Segment Start: SUPPLIED RECORDS

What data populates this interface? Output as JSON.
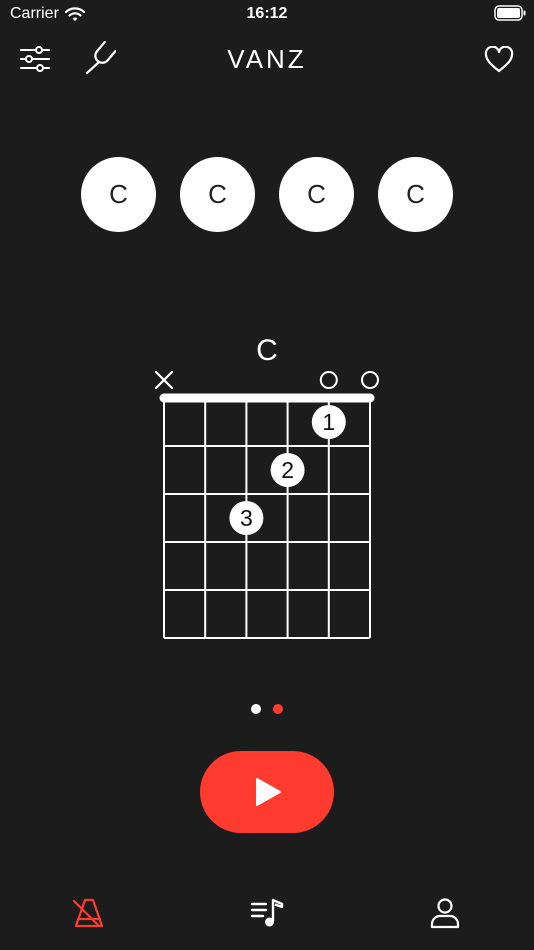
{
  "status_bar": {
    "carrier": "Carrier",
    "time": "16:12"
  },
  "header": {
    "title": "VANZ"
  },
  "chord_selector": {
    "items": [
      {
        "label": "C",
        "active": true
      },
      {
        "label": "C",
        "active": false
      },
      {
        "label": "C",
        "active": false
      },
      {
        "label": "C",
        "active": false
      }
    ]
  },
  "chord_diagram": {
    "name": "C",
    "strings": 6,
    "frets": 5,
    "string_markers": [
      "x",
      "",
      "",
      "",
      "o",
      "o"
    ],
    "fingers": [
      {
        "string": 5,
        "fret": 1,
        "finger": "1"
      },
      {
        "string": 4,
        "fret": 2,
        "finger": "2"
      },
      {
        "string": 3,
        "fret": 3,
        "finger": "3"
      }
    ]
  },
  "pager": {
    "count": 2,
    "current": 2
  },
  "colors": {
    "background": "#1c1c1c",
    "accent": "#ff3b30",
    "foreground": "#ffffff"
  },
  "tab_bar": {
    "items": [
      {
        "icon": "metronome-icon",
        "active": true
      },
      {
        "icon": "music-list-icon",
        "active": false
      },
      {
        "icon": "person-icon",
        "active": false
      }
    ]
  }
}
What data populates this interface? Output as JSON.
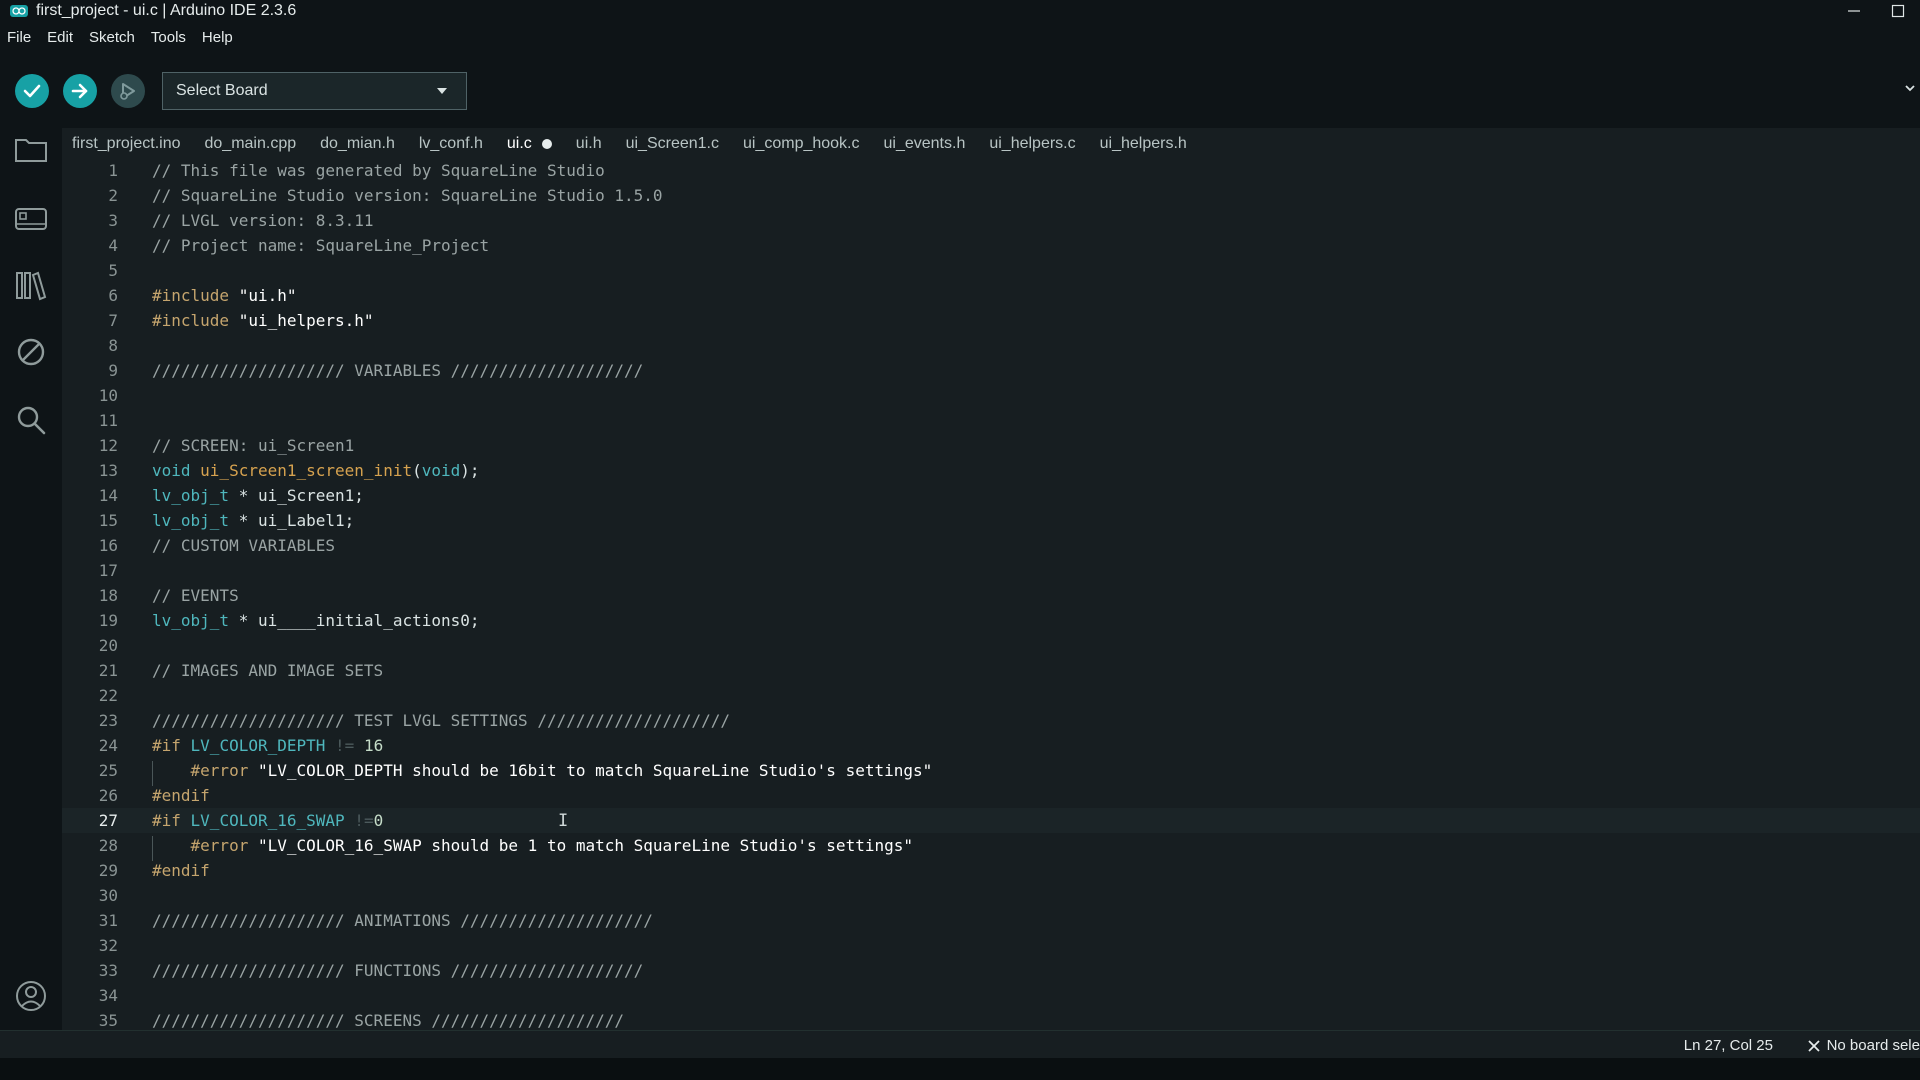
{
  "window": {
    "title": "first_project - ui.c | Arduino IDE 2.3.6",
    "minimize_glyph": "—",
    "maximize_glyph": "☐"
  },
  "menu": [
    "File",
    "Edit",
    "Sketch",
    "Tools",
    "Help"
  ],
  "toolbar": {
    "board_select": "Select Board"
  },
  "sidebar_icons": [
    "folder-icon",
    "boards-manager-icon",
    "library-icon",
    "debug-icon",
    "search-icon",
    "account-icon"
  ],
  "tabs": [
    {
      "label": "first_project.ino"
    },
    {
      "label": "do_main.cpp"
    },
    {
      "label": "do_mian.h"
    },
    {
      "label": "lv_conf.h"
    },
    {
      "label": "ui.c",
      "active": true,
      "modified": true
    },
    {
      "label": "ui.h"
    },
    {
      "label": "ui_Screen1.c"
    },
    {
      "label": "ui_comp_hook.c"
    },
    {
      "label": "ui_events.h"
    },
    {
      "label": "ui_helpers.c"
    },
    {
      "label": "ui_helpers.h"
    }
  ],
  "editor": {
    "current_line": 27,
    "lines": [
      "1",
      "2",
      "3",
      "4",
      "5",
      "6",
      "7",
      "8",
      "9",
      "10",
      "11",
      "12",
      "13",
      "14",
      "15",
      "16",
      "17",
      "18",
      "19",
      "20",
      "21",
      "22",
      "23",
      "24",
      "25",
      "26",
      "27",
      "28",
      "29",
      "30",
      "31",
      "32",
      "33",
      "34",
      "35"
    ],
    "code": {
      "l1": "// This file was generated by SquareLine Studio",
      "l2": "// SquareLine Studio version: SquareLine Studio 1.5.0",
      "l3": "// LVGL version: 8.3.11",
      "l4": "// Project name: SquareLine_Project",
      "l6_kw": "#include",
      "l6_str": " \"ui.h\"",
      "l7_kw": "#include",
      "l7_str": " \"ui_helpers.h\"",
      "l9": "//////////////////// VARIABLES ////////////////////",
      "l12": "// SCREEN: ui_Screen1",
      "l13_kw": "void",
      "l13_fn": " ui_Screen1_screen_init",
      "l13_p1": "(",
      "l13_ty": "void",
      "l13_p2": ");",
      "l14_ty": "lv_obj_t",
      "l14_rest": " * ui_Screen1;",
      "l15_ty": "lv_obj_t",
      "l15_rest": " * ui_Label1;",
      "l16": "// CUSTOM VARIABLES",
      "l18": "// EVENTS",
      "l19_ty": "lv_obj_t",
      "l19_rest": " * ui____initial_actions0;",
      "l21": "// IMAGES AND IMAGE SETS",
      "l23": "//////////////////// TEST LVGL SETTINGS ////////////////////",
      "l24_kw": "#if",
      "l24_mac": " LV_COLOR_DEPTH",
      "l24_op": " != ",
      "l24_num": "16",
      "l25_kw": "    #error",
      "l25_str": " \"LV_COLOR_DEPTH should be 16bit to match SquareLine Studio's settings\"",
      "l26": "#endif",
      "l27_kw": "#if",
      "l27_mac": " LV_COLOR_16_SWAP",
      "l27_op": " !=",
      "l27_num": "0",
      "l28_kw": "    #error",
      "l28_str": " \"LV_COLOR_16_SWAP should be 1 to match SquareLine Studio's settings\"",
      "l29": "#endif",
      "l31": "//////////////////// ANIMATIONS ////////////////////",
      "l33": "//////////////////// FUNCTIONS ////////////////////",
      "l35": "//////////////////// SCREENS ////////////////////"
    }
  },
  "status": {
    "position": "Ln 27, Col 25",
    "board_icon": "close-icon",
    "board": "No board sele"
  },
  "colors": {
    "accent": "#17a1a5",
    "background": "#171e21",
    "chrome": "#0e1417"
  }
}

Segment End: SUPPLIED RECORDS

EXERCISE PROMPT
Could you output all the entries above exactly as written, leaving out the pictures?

WRITTEN ANSWER
What data populates this interface? Output as JSON.
{
  "status_bar": {
    "carrier": "Carrier",
    "time": "16:12"
  },
  "header": {
    "title": "VANZ"
  },
  "chord_selector": {
    "items": [
      {
        "label": "C",
        "active": true
      },
      {
        "label": "C",
        "active": false
      },
      {
        "label": "C",
        "active": false
      },
      {
        "label": "C",
        "active": false
      }
    ]
  },
  "chord_diagram": {
    "name": "C",
    "strings": 6,
    "frets": 5,
    "string_markers": [
      "x",
      "",
      "",
      "",
      "o",
      "o"
    ],
    "fingers": [
      {
        "string": 5,
        "fret": 1,
        "finger": "1"
      },
      {
        "string": 4,
        "fret": 2,
        "finger": "2"
      },
      {
        "string": 3,
        "fret": 3,
        "finger": "3"
      }
    ]
  },
  "pager": {
    "count": 2,
    "current": 2
  },
  "colors": {
    "background": "#1c1c1c",
    "accent": "#ff3b30",
    "foreground": "#ffffff"
  },
  "tab_bar": {
    "items": [
      {
        "icon": "metronome-icon",
        "active": true
      },
      {
        "icon": "music-list-icon",
        "active": false
      },
      {
        "icon": "person-icon",
        "active": false
      }
    ]
  }
}
What data populates this interface? Output as JSON.
{
  "window": {
    "title": "first_project - ui.c | Arduino IDE 2.3.6",
    "minimize_glyph": "—",
    "maximize_glyph": "☐"
  },
  "menu": [
    "File",
    "Edit",
    "Sketch",
    "Tools",
    "Help"
  ],
  "toolbar": {
    "board_select": "Select Board"
  },
  "sidebar_icons": [
    "folder-icon",
    "boards-manager-icon",
    "library-icon",
    "debug-icon",
    "search-icon",
    "account-icon"
  ],
  "tabs": [
    {
      "label": "first_project.ino"
    },
    {
      "label": "do_main.cpp"
    },
    {
      "label": "do_mian.h"
    },
    {
      "label": "lv_conf.h"
    },
    {
      "label": "ui.c",
      "active": true,
      "modified": true
    },
    {
      "label": "ui.h"
    },
    {
      "label": "ui_Screen1.c"
    },
    {
      "label": "ui_comp_hook.c"
    },
    {
      "label": "ui_events.h"
    },
    {
      "label": "ui_helpers.c"
    },
    {
      "label": "ui_helpers.h"
    }
  ],
  "editor": {
    "current_line": 27,
    "lines": [
      "1",
      "2",
      "3",
      "4",
      "5",
      "6",
      "7",
      "8",
      "9",
      "10",
      "11",
      "12",
      "13",
      "14",
      "15",
      "16",
      "17",
      "18",
      "19",
      "20",
      "21",
      "22",
      "23",
      "24",
      "25",
      "26",
      "27",
      "28",
      "29",
      "30",
      "31",
      "32",
      "33",
      "34",
      "35"
    ],
    "code": {
      "l1": "// This file was generated by SquareLine Studio",
      "l2": "// SquareLine Studio version: SquareLine Studio 1.5.0",
      "l3": "// LVGL version: 8.3.11",
      "l4": "// Project name: SquareLine_Project",
      "l6_kw": "#include",
      "l6_str": " \"ui.h\"",
      "l7_kw": "#include",
      "l7_str": " \"ui_helpers.h\"",
      "l9": "//////////////////// VARIABLES ////////////////////",
      "l12": "// SCREEN: ui_Screen1",
      "l13_kw": "void",
      "l13_fn": " ui_Screen1_screen_init",
      "l13_p1": "(",
      "l13_ty": "void",
      "l13_p2": ");",
      "l14_ty": "lv_obj_t",
      "l14_rest": " * ui_Screen1;",
      "l15_ty": "lv_obj_t",
      "l15_rest": " * ui_Label1;",
      "l16": "// CUSTOM VARIABLES",
      "l18": "// EVENTS",
      "l19_ty": "lv_obj_t",
      "l19_rest": " * ui____initial_actions0;",
      "l21": "// IMAGES AND IMAGE SETS",
      "l23": "//////////////////// TEST LVGL SETTINGS ////////////////////",
      "l24_kw": "#if",
      "l24_mac": " LV_COLOR_DEPTH",
      "l24_op": " != ",
      "l24_num": "16",
      "l25_kw": "    #error",
      "l25_str": " \"LV_COLOR_DEPTH should be 16bit to match SquareLine Studio's settings\"",
      "l26": "#endif",
      "l27_kw": "#if",
      "l27_mac": " LV_COLOR_16_SWAP",
      "l27_op": " !=",
      "l27_num": "0",
      "l28_kw": "    #error",
      "l28_str": " \"LV_COLOR_16_SWAP should be 1 to match SquareLine Studio's settings\"",
      "l29": "#endif",
      "l31": "//////////////////// ANIMATIONS ////////////////////",
      "l33": "//////////////////// FUNCTIONS ////////////////////",
      "l35": "//////////////////// SCREENS ////////////////////"
    }
  },
  "status": {
    "position": "Ln 27, Col 25",
    "board_icon": "close-icon",
    "board": "No board sele"
  },
  "colors": {
    "accent": "#17a1a5",
    "background": "#171e21",
    "chrome": "#0e1417"
  }
}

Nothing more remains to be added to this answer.